Jefferies Chief Executive Officer Richard Handler said he sued to stop construction of a roof deck across the street from his Tribeca apartment on behalf of his neighbors, according to an e-mail to employees. “I took the lead to help our neighborhood oppose what we know will be a major nuisance and disruption to our lives,” Handler, 51, said in the March 31 correspondence, the contents of which were confirmed by a Jefferies spokesman. “You can be assured we are not going after the city in any way and are only asking for their help in dealing with a huge potential problem.” Handler told employees he wrote the e-mail to apologize for “recent distractions in the media concerning me,” including stories that portrayed him as a “tone-deaf one-percenter.” [Bloomberg]

  • 04 Feb 2013 at 2:25 PM

Moody’s Attempts To Ruin Dick Handler’s Good Time
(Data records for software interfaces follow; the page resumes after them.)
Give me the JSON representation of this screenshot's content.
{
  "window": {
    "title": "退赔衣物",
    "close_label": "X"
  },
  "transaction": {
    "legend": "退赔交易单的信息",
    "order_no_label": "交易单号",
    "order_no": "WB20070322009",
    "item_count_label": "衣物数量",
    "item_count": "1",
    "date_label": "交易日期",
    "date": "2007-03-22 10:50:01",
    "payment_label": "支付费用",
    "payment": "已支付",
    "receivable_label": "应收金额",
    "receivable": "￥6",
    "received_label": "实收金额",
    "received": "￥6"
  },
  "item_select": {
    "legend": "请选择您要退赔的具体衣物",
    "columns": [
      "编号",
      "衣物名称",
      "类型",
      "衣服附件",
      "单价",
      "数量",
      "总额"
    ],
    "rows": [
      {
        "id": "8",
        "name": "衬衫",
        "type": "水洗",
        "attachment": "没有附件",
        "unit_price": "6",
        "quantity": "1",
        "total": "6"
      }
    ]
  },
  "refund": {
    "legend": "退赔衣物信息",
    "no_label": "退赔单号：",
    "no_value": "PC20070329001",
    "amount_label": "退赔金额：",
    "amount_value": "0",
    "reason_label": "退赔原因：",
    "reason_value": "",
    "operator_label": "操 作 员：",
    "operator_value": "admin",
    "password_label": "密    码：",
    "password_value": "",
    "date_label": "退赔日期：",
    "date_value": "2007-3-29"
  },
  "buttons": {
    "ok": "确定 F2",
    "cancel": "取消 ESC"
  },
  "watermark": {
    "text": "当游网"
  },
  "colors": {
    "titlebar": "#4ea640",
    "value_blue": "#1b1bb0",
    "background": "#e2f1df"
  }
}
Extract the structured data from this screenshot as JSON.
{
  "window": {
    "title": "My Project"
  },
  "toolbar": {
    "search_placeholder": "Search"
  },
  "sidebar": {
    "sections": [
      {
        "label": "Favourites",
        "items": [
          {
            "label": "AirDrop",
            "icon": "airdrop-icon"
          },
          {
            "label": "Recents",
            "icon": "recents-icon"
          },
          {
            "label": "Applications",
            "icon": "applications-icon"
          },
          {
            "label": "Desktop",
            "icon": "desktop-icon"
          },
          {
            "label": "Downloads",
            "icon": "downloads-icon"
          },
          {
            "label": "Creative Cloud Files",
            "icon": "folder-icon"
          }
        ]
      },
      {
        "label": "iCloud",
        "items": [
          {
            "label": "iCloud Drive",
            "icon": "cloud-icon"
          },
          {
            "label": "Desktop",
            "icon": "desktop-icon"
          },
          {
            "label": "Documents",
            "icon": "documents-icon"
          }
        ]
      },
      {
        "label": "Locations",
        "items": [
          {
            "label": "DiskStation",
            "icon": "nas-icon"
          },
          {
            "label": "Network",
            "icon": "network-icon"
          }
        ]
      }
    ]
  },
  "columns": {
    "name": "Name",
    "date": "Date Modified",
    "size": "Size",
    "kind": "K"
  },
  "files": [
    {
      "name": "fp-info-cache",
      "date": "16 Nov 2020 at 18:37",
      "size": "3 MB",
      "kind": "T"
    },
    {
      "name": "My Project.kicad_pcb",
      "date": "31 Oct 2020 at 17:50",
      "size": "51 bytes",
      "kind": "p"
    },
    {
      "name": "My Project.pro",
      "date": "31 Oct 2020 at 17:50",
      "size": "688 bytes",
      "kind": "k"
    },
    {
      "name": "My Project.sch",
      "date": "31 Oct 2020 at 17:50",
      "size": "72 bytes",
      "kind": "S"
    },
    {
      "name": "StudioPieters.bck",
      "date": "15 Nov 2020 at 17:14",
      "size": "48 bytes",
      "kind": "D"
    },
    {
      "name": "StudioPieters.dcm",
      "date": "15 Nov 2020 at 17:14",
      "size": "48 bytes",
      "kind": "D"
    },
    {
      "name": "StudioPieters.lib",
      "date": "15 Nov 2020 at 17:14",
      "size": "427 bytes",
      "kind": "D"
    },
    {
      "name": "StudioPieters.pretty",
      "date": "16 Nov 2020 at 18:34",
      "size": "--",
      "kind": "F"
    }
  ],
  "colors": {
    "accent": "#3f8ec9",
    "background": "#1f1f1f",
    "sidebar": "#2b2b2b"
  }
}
Until recently, being chief executive officer of Jefferies was an exercise in getting shit on. As the man in charge for the last 13 years, Richard Handler has had to put up with a lot of hurtful remarks that, while nothing to the person tossing them off, undoubtedly stung quite badly. “Third-tier bank.” Place “I wouldn’t let my maid’s kid work.” “Poor man’s Morgan Keegan.” So you can imagine that after a string of victories over the last several months that included getting involved in the slaughterhouse business and paying all-cash bonuses unlike some people, Handler and Co. would be feeling pretty good about themselves and that after announcing to the world they were getting paid more this year than their counterparts at big kid banks, they’d be feeling REALLY good about themselves. That payday, however, did not go over well when input into Moody’s proprietary just-make-it-up credit-rating model, and now Handler’s plan to gather everyone up to watch as the board shoots his compensation out of a tee-shirt gun in hundred dollar bills is completely ruined.* Read more »

I’m mesmerized by this JPMorgan research chart showing that big banks shouldn’t be broken up because they lend so much more to businesses and consumers than small banks do. See:
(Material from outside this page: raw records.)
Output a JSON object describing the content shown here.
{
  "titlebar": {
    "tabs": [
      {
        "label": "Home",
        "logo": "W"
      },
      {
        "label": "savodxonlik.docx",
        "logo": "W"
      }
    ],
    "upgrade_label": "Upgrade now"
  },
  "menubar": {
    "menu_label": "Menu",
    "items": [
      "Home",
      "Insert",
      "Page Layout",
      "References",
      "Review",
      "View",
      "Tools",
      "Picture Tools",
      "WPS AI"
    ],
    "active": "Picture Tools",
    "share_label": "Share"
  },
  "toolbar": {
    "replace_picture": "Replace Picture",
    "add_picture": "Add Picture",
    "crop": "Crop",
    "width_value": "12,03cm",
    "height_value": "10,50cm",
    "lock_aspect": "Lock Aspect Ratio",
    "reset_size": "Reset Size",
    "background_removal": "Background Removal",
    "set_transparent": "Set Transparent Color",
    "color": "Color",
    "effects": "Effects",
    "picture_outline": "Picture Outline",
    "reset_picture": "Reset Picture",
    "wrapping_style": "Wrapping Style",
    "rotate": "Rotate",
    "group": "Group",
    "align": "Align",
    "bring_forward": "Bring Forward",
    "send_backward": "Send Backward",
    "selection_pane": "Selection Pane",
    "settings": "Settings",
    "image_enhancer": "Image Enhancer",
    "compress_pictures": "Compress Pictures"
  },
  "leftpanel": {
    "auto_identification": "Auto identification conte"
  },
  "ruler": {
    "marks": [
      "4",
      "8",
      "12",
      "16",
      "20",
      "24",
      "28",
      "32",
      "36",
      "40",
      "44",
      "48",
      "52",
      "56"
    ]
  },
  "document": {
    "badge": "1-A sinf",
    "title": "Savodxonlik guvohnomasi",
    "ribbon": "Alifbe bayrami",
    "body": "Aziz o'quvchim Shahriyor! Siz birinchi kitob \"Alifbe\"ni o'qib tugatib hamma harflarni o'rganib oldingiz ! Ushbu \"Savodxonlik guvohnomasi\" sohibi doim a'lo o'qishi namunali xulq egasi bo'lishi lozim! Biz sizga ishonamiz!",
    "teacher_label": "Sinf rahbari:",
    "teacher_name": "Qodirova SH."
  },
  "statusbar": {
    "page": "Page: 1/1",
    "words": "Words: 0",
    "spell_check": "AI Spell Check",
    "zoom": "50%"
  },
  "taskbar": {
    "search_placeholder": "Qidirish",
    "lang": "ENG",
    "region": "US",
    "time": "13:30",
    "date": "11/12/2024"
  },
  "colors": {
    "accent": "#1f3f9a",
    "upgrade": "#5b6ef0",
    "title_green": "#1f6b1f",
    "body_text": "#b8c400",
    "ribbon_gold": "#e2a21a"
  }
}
Basically for every dollar of normalized capital, JPMorgan has extended $12 of credit between March 2010 and September 2012, according to this note by JPM’s Michael Cembalest. Whereas the small banks have loaned out only about $2. Get with the program, small banks!

The trick here – besides “normalized capital”1 – is that “credit extended” means (1) “changes in commercial and consumer loan balances” plus (2) syndicated loan, corporate bond, muni bond, etc. underwriting. That is, if you stand between a company looking for money and the market that provides it, you get, um, credit for extending credit, whether you do that standing-between in traditional banking ways (take deposit, make loans) or in traditional investment banking ways (match bond buyer with bond issuer). “See, we’re lending,” says JPMorgan. “We’re just not lending our money.”2

As a rhetorical move, I say: A+. Read more »